Search the records for the string "name" and return each line that has it.
=== GIVEN DATA ===
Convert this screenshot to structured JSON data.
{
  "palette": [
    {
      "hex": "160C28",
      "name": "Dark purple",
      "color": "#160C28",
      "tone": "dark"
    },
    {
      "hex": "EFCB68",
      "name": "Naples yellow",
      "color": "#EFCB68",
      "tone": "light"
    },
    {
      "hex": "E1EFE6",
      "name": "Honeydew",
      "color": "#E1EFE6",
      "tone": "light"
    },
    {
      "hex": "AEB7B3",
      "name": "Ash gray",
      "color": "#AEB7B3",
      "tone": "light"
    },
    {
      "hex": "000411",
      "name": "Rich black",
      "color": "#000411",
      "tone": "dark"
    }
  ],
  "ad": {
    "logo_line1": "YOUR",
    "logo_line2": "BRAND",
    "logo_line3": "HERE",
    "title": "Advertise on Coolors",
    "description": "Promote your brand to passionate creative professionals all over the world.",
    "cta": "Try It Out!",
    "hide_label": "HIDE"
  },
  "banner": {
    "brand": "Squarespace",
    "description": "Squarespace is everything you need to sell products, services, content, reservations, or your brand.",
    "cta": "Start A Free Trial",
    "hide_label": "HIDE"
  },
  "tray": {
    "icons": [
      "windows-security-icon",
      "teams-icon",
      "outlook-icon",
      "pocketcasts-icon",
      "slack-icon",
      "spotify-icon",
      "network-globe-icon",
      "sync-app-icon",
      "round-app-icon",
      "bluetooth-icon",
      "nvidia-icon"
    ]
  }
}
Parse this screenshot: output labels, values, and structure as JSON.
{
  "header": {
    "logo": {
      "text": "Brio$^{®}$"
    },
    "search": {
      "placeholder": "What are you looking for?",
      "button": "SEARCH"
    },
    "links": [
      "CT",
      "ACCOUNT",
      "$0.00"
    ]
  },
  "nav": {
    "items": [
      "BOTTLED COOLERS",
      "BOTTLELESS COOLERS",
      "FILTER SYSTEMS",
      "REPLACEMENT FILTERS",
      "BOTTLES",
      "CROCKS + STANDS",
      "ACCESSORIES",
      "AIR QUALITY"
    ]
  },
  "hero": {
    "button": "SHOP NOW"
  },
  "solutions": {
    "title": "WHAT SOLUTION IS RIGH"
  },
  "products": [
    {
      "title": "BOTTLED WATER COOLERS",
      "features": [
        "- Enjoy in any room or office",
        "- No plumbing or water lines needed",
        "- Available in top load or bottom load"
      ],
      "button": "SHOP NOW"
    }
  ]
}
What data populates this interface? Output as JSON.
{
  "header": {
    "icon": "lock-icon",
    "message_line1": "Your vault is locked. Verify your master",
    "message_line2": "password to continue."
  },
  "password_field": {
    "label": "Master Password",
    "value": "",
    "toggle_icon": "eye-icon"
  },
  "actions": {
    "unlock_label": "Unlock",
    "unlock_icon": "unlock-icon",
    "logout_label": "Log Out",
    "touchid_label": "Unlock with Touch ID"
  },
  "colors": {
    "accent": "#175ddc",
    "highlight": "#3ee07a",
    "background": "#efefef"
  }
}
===
> **YOUR SOLUTION**
      "name": "Dark purple",
      "name": "Naples yellow",
      "name": "Honeydew",
      "name": "Ash gray",
      "name": "Rich black",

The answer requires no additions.